→ Task instructions: Could you write out every record below exactly, leaving out any pictures?

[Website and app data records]
================

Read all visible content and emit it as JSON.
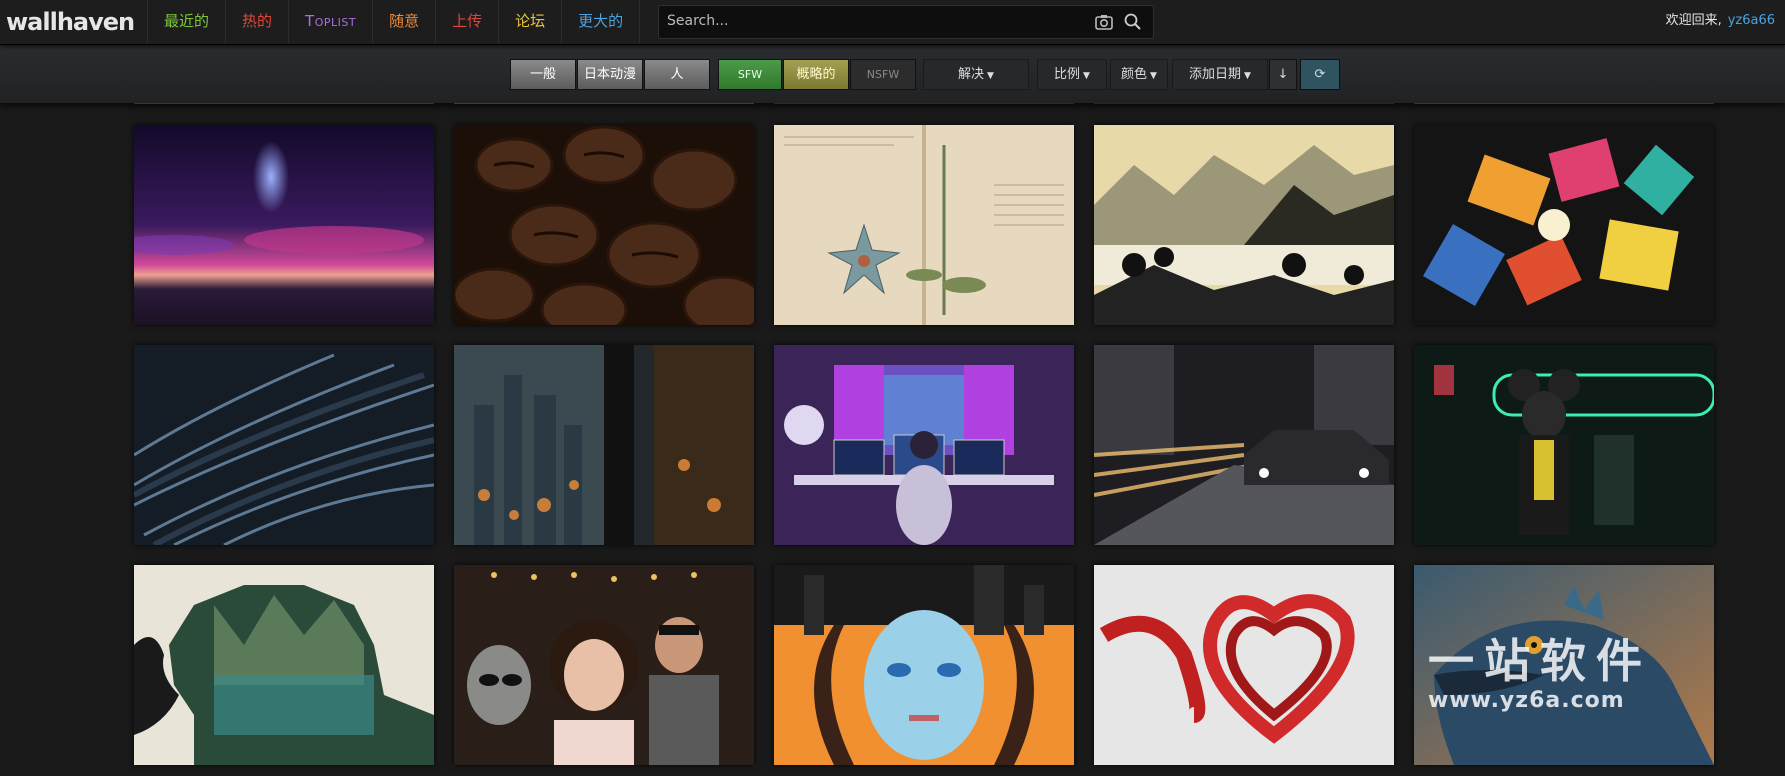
{
  "app": {
    "logo": "wallhaven"
  },
  "nav": [
    {
      "label": "最近的",
      "color": "#7ec53c"
    },
    {
      "label": "热的",
      "color": "#e0463a"
    },
    {
      "label": "Toplist",
      "color": "#a86fe0"
    },
    {
      "label": "随意",
      "color": "#e98a3a"
    },
    {
      "label": "上传",
      "color": "#e0463a"
    },
    {
      "label": "论坛",
      "color": "#e9c43a"
    },
    {
      "label": "更大的",
      "color": "#4aa3df"
    }
  ],
  "search": {
    "placeholder": "Search..."
  },
  "user": {
    "welcome": "欢迎回来,",
    "name": "yz6a66"
  },
  "filters": {
    "categories": [
      "一般",
      "日本动漫",
      "人"
    ],
    "purity": {
      "sfw": "SFW",
      "sketchy": "概略的",
      "nsfw": "NSFW"
    },
    "resolution": "解决",
    "ratio": "比例",
    "color": "颜色",
    "sort": "添加日期"
  },
  "watermark": {
    "line1": "一站软件",
    "line2": "www.yz6a.com"
  },
  "wallpapers": [
    [
      "nebula-sky",
      "coffee-beans",
      "botanical-manuscript",
      "ink-landscape",
      "abstract-paint"
    ],
    [
      "dark-feathers",
      "city-window-bokeh",
      "gaming-room",
      "night-car",
      "neon-mouse"
    ],
    [
      "double-exposure-forest",
      "alien-party",
      "glitch-face",
      "red-ribbon-heart",
      "lizard"
    ]
  ],
  "colors": {
    "accent": "#4aa3df",
    "background": "#1a1a1a"
  }
}
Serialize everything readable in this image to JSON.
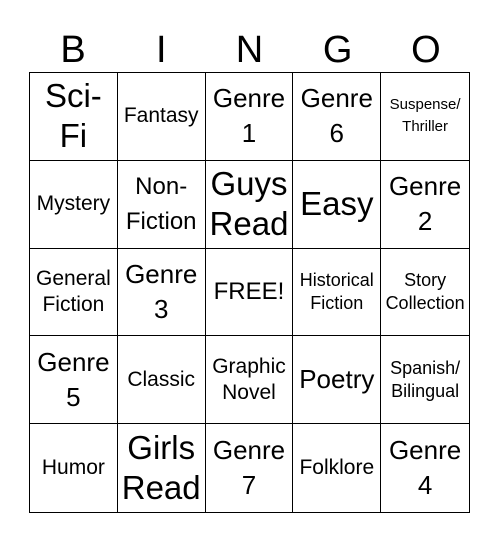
{
  "header": [
    "B",
    "I",
    "N",
    "G",
    "O"
  ],
  "cells": [
    "Sci-\nFi",
    "Fantasy",
    "Genre\n1",
    "Genre\n6",
    "Suspense/\nThriller",
    "Mystery",
    "Non-\nFiction",
    "Guys\nRead",
    "Easy",
    "Genre\n2",
    "General\nFiction",
    "Genre\n3",
    "FREE!",
    "Historical\nFiction",
    "Story\nCollection",
    "Genre\n5",
    "Classic",
    "Graphic\nNovel",
    "Poetry",
    "Spanish/\nBilingual",
    "Humor",
    "Girls\nRead",
    "Genre\n7",
    "Folklore",
    "Genre\n4"
  ]
}
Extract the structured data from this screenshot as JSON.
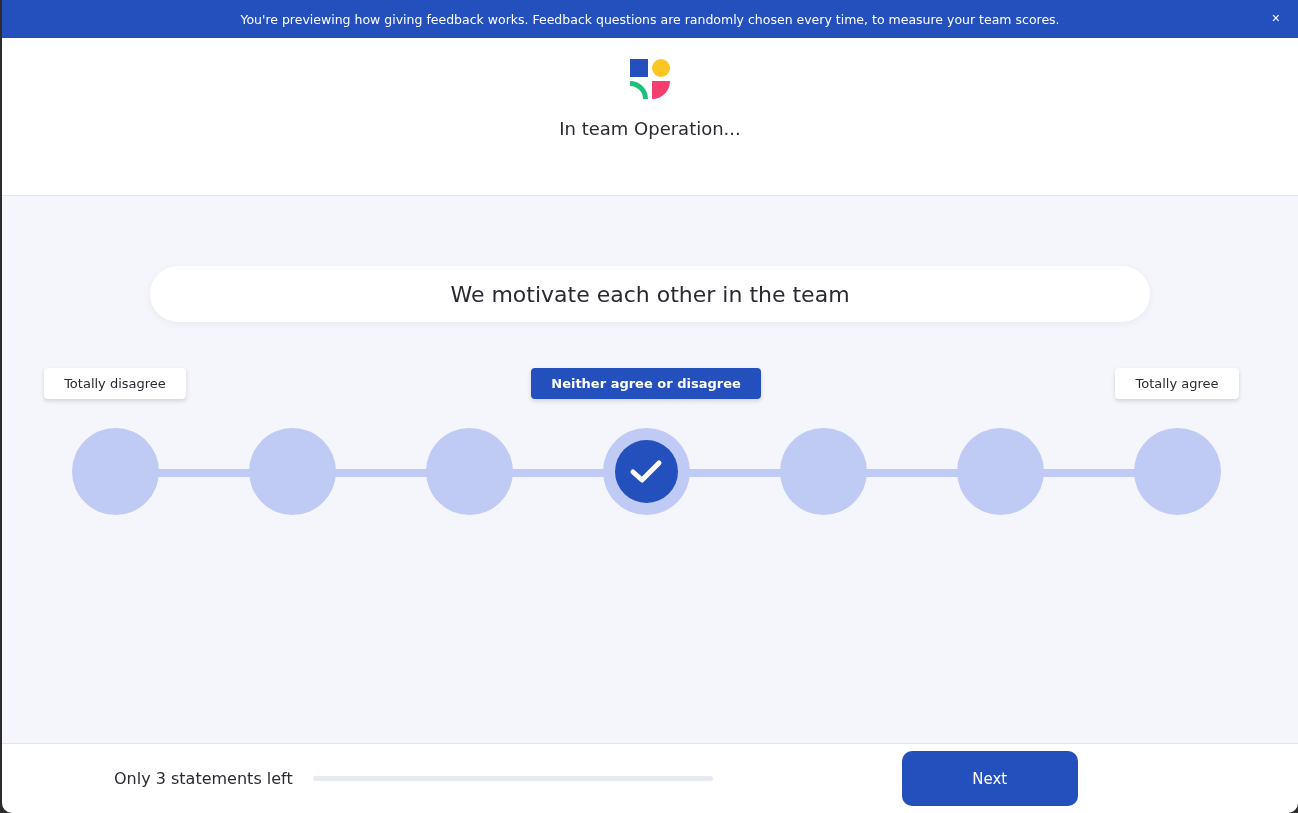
{
  "banner": {
    "text": "You're previewing how giving feedback works. Feedback questions are randomly chosen every time, to measure your team scores.",
    "close": "×"
  },
  "header": {
    "title": "In team Operation..."
  },
  "statement": "We motivate each other in the team",
  "options": [
    {
      "label": "Totally disagree",
      "selected": false
    },
    {
      "selected": false
    },
    {
      "selected": false
    },
    {
      "label": "Neither agree or disagree",
      "selected": true
    },
    {
      "selected": false
    },
    {
      "selected": false
    },
    {
      "label": "Totally agree",
      "selected": false
    }
  ],
  "footer": {
    "remaining": "Only 3 statements left",
    "progress": {
      "level": 0
    },
    "next": "Next"
  }
}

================

→ Task solution:
Read all visible content and emit it as JSON.
{
  "app": {
    "logo": "wallhaven"
  },
  "nav": [
    {
      "label": "最近的",
      "color": "#7ec53c"
    },
    {
      "label": "热的",
      "color": "#e0463a"
    },
    {
      "label": "Toplist",
      "color": "#a86fe0"
    },
    {
      "label": "随意",
      "color": "#e98a3a"
    },
    {
      "label": "上传",
      "color": "#e0463a"
    },
    {
      "label": "论坛",
      "color": "#e9c43a"
    },
    {
      "label": "更大的",
      "color": "#4aa3df"
    }
  ],
  "search": {
    "placeholder": "Search..."
  },
  "user": {
    "welcome": "欢迎回来,",
    "name": "yz6a66"
  },
  "filters": {
    "categories": [
      "一般",
      "日本动漫",
      "人"
    ],
    "purity": {
      "sfw": "SFW",
      "sketchy": "概略的",
      "nsfw": "NSFW"
    },
    "resolution": "解决",
    "ratio": "比例",
    "color": "颜色",
    "sort": "添加日期"
  },
  "watermark": {
    "line1": "一站软件",
    "line2": "www.yz6a.com"
  },
  "wallpapers": [
    [
      "nebula-sky",
      "coffee-beans",
      "botanical-manuscript",
      "ink-landscape",
      "abstract-paint"
    ],
    [
      "dark-feathers",
      "city-window-bokeh",
      "gaming-room",
      "night-car",
      "neon-mouse"
    ],
    [
      "double-exposure-forest",
      "alien-party",
      "glitch-face",
      "red-ribbon-heart",
      "lizard"
    ]
  ],
  "colors": {
    "accent": "#4aa3df",
    "background": "#1a1a1a"
  }
}
Serialize everything readable in this image to JSON.
{
  "header": [
    "B",
    "I",
    "N",
    "G",
    "O"
  ],
  "cells": [
    "Sci-\nFi",
    "Fantasy",
    "Genre\n1",
    "Genre\n6",
    "Suspense/\nThriller",
    "Mystery",
    "Non-\nFiction",
    "Guys\nRead",
    "Easy",
    "Genre\n2",
    "General\nFiction",
    "Genre\n3",
    "FREE!",
    "Historical\nFiction",
    "Story\nCollection",
    "Genre\n5",
    "Classic",
    "Graphic\nNovel",
    "Poetry",
    "Spanish/\nBilingual",
    "Humor",
    "Girls\nRead",
    "Genre\n7",
    "Folklore",
    "Genre\n4"
  ]
}
Extract the structured data from this screenshot as JSON.
{
  "banner": {
    "text": "You're previewing how giving feedback works. Feedback questions are randomly chosen every time, to measure your team scores.",
    "close": "×"
  },
  "header": {
    "title": "In team Operation..."
  },
  "statement": "We motivate each other in the team",
  "options": [
    {
      "label": "Totally disagree",
      "selected": false
    },
    {
      "selected": false
    },
    {
      "selected": false
    },
    {
      "label": "Neither agree or disagree",
      "selected": true
    },
    {
      "selected": false
    },
    {
      "selected": false
    },
    {
      "label": "Totally agree",
      "selected": false
    }
  ],
  "footer": {
    "remaining": "Only 3 statements left",
    "progress": {
      "level": 0
    },
    "next": "Next"
  }
}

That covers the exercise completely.